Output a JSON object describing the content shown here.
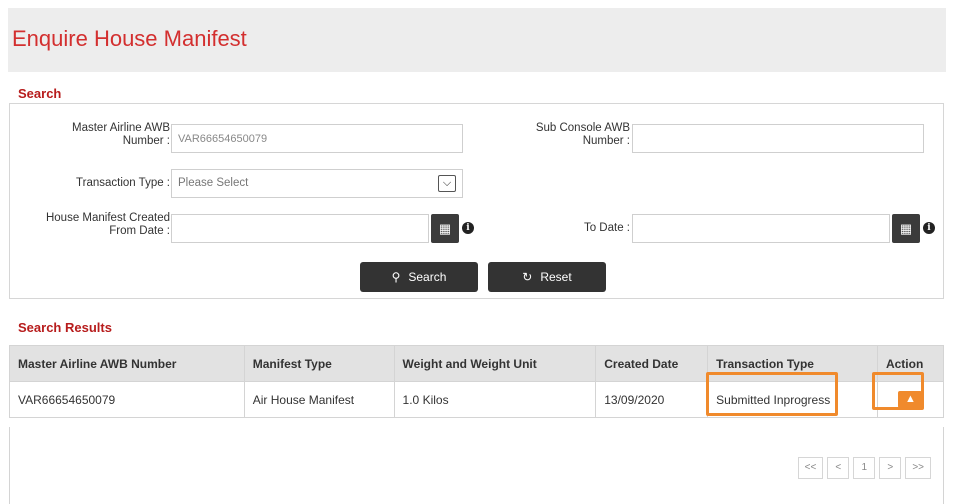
{
  "page": {
    "title": "Enquire House Manifest"
  },
  "search": {
    "section_title": "Search",
    "master_awb_label": "Master Airline AWB Number :",
    "master_awb_value": "VAR66654650079",
    "sub_console_label": "Sub Console AWB Number :",
    "sub_console_value": "",
    "transaction_type_label": "Transaction Type :",
    "transaction_type_selected": "Please Select",
    "from_date_label": "House Manifest Created From Date :",
    "from_date_value": "",
    "to_date_label": "To Date :",
    "to_date_value": "",
    "search_button": "Search",
    "reset_button": "Reset",
    "icons": {
      "calendar": "calendar-icon",
      "info": "info-icon",
      "search": "search-icon",
      "reset": "refresh-icon"
    }
  },
  "results": {
    "section_title": "Search Results",
    "columns": [
      "Master Airline AWB Number",
      "Manifest Type",
      "Weight and Weight Unit",
      "Created Date",
      "Transaction Type",
      "Action"
    ],
    "rows": [
      {
        "awb": "VAR66654650079",
        "manifest_type": "Air House Manifest",
        "weight": "1.0 Kilos",
        "created_date": "13/09/2020",
        "transaction_type": "Submitted Inprogress",
        "action_icon": "upload-icon"
      }
    ],
    "pager": {
      "first": "<<",
      "prev": "<",
      "page": "1",
      "next": ">",
      "last": ">>"
    }
  },
  "colors": {
    "title": "#d32f2f",
    "section": "#b71c1c",
    "highlight": "#f08a2c",
    "button": "#333333"
  }
}
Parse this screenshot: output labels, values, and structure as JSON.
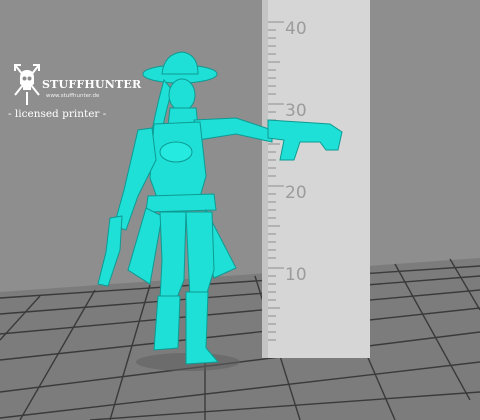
{
  "scene": {
    "subject": "cowgirl gunslinger miniature with wide-brim hat holding pistols",
    "subject_color": "#1ee0d6",
    "background_color": "#8c8c8c",
    "floor_color": "#7a7a7a",
    "grid_line_color": "#3a3a3a"
  },
  "ruler": {
    "labels": [
      "40",
      "30",
      "20",
      "10"
    ],
    "color": "#d9d9d9"
  },
  "logo": {
    "brand": "STUFFHUNTER",
    "url": "www.stuffhunter.de",
    "tagline": "- licensed printer -",
    "icon": "skull-crossed-arrows-icon"
  }
}
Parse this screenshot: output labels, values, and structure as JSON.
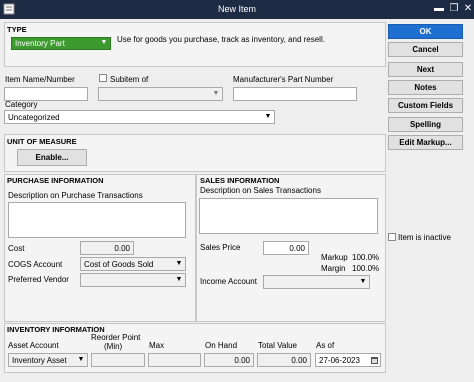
{
  "window": {
    "title": "New Item"
  },
  "type": {
    "section_label": "TYPE",
    "selected": "Inventory Part",
    "description": "Use for goods you purchase, track as inventory, and resell."
  },
  "item": {
    "name_label": "Item Name/Number",
    "subitem_label": "Subitem of",
    "mpn_label": "Manufacturer's Part Number",
    "category_label": "Category",
    "category_value": "Uncategorized"
  },
  "uom": {
    "section_label": "UNIT OF MEASURE",
    "enable_label": "Enable..."
  },
  "purchase": {
    "section_label": "PURCHASE INFORMATION",
    "desc_label": "Description on Purchase Transactions",
    "cost_label": "Cost",
    "cost_value": "0.00",
    "cogs_label": "COGS Account",
    "cogs_value": "Cost of Goods Sold",
    "vendor_label": "Preferred Vendor"
  },
  "sales": {
    "section_label": "SALES INFORMATION",
    "desc_label": "Description on Sales Transactions",
    "price_label": "Sales Price",
    "price_value": "0.00",
    "markup_label": "Markup",
    "markup_value": "100.0%",
    "margin_label": "Margin",
    "margin_value": "100.0%",
    "income_label": "Income Account"
  },
  "inventory": {
    "section_label": "INVENTORY INFORMATION",
    "asset_label": "Asset Account",
    "asset_value": "Inventory Asset",
    "reorder_label_1": "Reorder Point",
    "reorder_label_2": "(Min)",
    "max_label": "Max",
    "onhand_label": "On Hand",
    "onhand_value": "0.00",
    "totalvalue_label": "Total Value",
    "totalvalue_value": "0.00",
    "asof_label": "As of",
    "asof_value": "27-06-2023"
  },
  "side_buttons": {
    "ok": "OK",
    "cancel": "Cancel",
    "next": "Next",
    "notes": "Notes",
    "custom_fields": "Custom Fields",
    "spelling": "Spelling",
    "edit_markup": "Edit Markup..."
  },
  "inactive_label": "Item is inactive",
  "colors": {
    "titlebar": "#1d2b44",
    "ok_button": "#1f6fd0",
    "type_dropdown": "#3c9a2e"
  }
}
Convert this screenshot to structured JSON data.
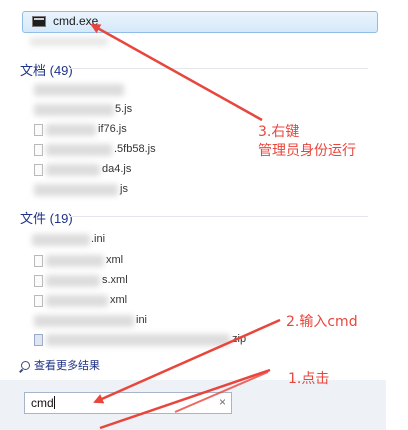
{
  "top_result": {
    "label": "cmd.exe",
    "icon": "cmd-console-icon"
  },
  "documents": {
    "header": "文档 (49)",
    "items": [
      {
        "suffix": ""
      },
      {
        "suffix": "5.js"
      },
      {
        "suffix": "if76.js"
      },
      {
        "suffix": ".5fb58.js"
      },
      {
        "suffix": "da4.js"
      },
      {
        "suffix": "js"
      }
    ]
  },
  "files": {
    "header": "文件 (19)",
    "items": [
      {
        "suffix": ".ini"
      },
      {
        "suffix": "xml"
      },
      {
        "suffix": "s.xml"
      },
      {
        "suffix": "xml"
      },
      {
        "suffix": "ini"
      },
      {
        "suffix": "zip"
      }
    ]
  },
  "more_results": "查看更多结果",
  "search": {
    "value": "cmd",
    "clear_icon": "×"
  },
  "annotations": {
    "step3_line1": "3.右键",
    "step3_line2": "管理员身份运行",
    "step2": "2.输入cmd",
    "step1": "1.点击"
  },
  "colors": {
    "annotation": "#e8463c",
    "header": "#1e3287",
    "highlight": "#d6e9fa"
  }
}
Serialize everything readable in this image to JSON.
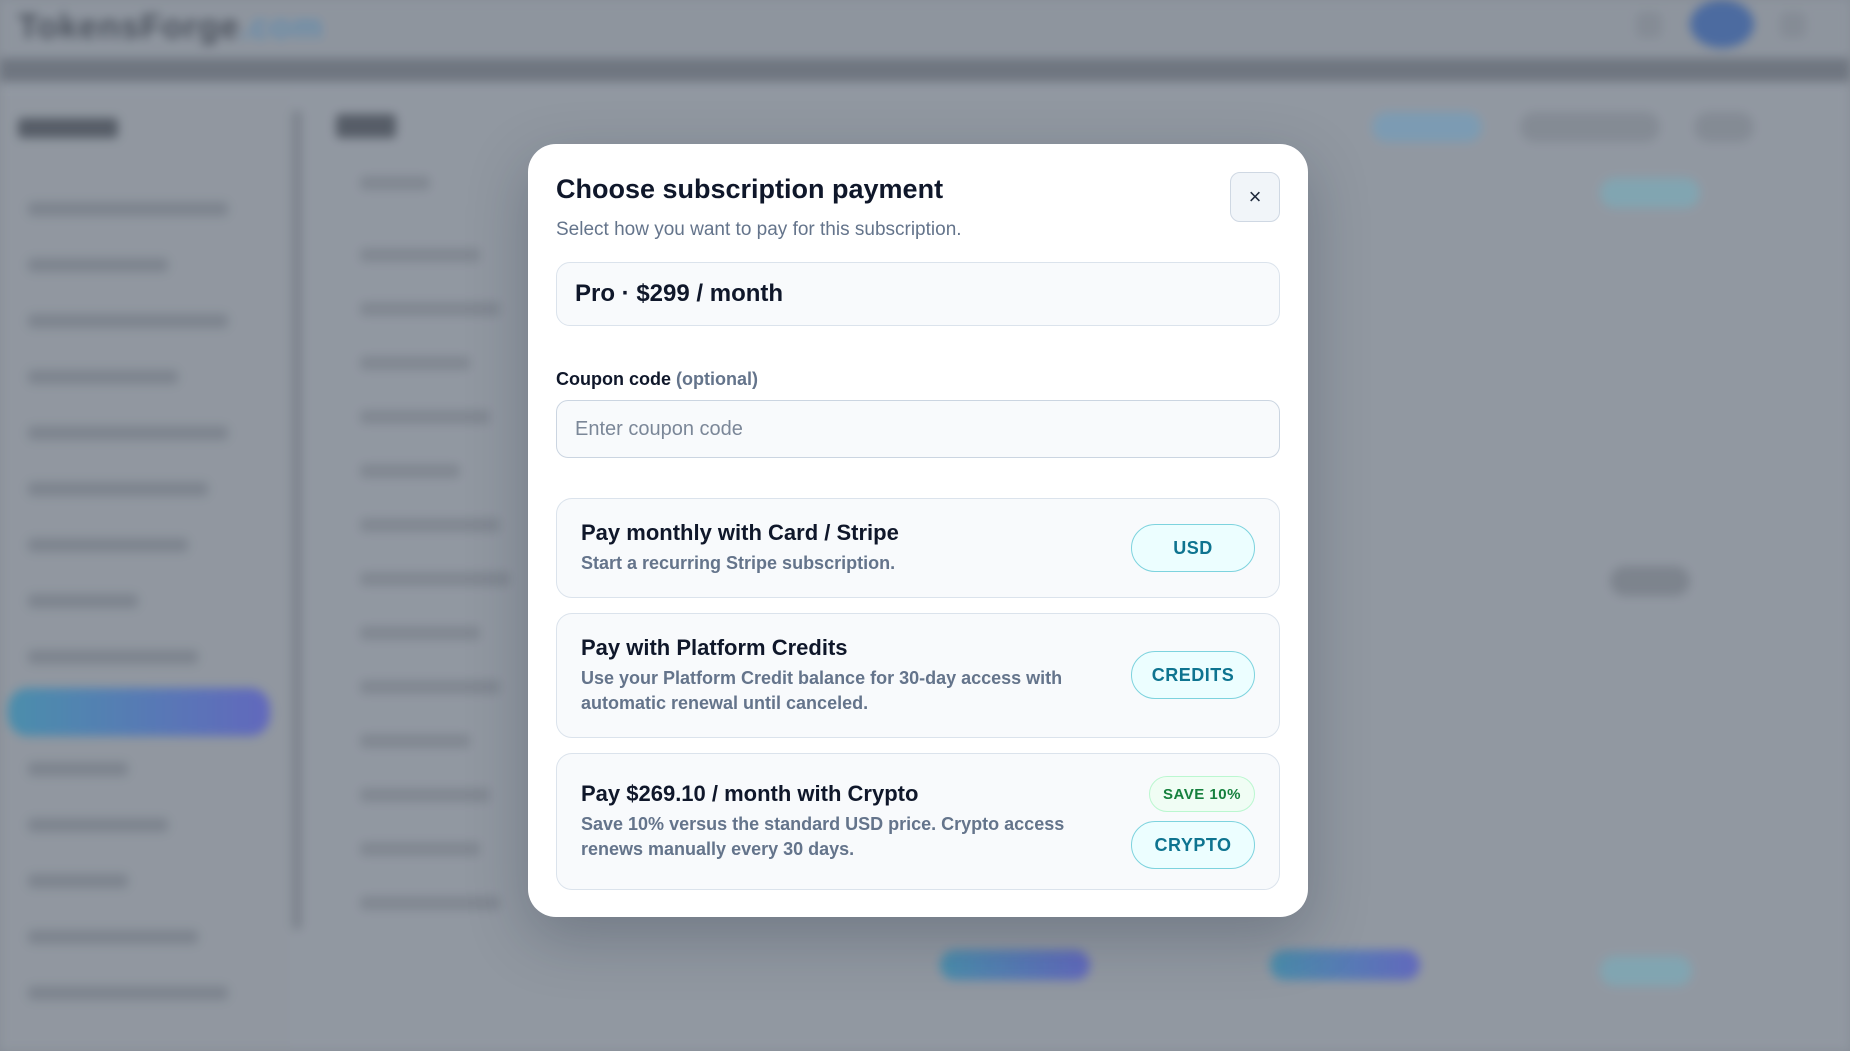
{
  "background": {
    "logo_text": "TokensForge",
    "logo_suffix": ".com",
    "page_title": "Bills"
  },
  "modal": {
    "title": "Choose subscription payment",
    "subtitle": "Select how you want to pay for this subscription.",
    "close_label": "×",
    "plan_summary": "Pro · $299 / month",
    "coupon": {
      "label": "Coupon code",
      "optional": "(optional)",
      "placeholder": "Enter coupon code",
      "value": ""
    },
    "options": [
      {
        "title": "Pay monthly with Card / Stripe",
        "description": "Start a recurring Stripe subscription.",
        "button": "USD"
      },
      {
        "title": "Pay with Platform Credits",
        "description": "Use your Platform Credit balance for 30-day access with automatic renewal until canceled.",
        "button": "CREDITS"
      },
      {
        "title": "Pay $269.10 / month with Crypto",
        "description": "Save 10% versus the standard USD price. Crypto access renews manually every 30 days.",
        "badge": "SAVE 10%",
        "button": "CRYPTO"
      }
    ]
  },
  "colors": {
    "accent": "#0e7490",
    "accent_bg": "#ecfeff",
    "success": "#15803d",
    "text_primary": "#0f172a",
    "text_secondary": "#64748b"
  },
  "icons": {
    "close": "close-icon"
  }
}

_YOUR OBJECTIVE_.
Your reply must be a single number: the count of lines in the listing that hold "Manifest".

_TASK SOLUTION_.
4